> DATA SUPPLIED
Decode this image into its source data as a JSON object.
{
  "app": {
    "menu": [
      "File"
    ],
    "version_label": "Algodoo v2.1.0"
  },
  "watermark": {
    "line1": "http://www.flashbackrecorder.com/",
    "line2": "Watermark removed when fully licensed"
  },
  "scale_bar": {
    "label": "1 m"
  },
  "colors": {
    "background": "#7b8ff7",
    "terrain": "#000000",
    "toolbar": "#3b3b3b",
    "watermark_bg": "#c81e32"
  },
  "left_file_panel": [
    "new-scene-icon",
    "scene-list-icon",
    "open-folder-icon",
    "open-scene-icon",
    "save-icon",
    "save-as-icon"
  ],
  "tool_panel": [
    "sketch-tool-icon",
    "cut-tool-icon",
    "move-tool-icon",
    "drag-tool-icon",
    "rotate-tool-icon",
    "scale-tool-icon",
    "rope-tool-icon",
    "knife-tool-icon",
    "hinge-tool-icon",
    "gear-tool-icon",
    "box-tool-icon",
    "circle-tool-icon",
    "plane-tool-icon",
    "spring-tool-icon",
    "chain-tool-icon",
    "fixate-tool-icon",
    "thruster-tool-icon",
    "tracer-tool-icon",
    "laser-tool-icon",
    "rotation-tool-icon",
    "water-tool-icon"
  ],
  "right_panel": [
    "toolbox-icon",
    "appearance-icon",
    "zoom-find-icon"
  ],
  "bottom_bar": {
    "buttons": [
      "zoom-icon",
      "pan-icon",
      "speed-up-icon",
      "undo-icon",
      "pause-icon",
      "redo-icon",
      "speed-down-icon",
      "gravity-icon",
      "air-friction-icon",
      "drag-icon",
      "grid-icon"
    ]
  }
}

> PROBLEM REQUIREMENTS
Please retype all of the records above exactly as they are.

> EXERCISE OUTPUT
Decode this image into its source data as a JSON object.
{
  "app": {
    "menu": [
      "File"
    ],
    "version_label": "Algodoo v2.1.0"
  },
  "watermark": {
    "line1": "http://www.flashbackrecorder.com/",
    "line2": "Watermark removed when fully licensed"
  },
  "scale_bar": {
    "label": "1 m"
  },
  "colors": {
    "background": "#7b8ff7",
    "terrain": "#000000",
    "toolbar": "#3b3b3b",
    "watermark_bg": "#c81e32"
  },
  "left_file_panel": [
    "new-scene-icon",
    "scene-list-icon",
    "open-folder-icon",
    "open-scene-icon",
    "save-icon",
    "save-as-icon"
  ],
  "tool_panel": [
    "sketch-tool-icon",
    "cut-tool-icon",
    "move-tool-icon",
    "drag-tool-icon",
    "rotate-tool-icon",
    "scale-tool-icon",
    "rope-tool-icon",
    "knife-tool-icon",
    "hinge-tool-icon",
    "gear-tool-icon",
    "box-tool-icon",
    "circle-tool-icon",
    "plane-tool-icon",
    "spring-tool-icon",
    "chain-tool-icon",
    "fixate-tool-icon",
    "thruster-tool-icon",
    "tracer-tool-icon",
    "laser-tool-icon",
    "rotation-tool-icon",
    "water-tool-icon"
  ],
  "right_panel": [
    "toolbox-icon",
    "appearance-icon",
    "zoom-find-icon"
  ],
  "bottom_bar": {
    "buttons": [
      "zoom-icon",
      "pan-icon",
      "speed-up-icon",
      "undo-icon",
      "pause-icon",
      "redo-icon",
      "speed-down-icon",
      "gravity-icon",
      "air-friction-icon",
      "drag-icon",
      "grid-icon"
    ]
  }
}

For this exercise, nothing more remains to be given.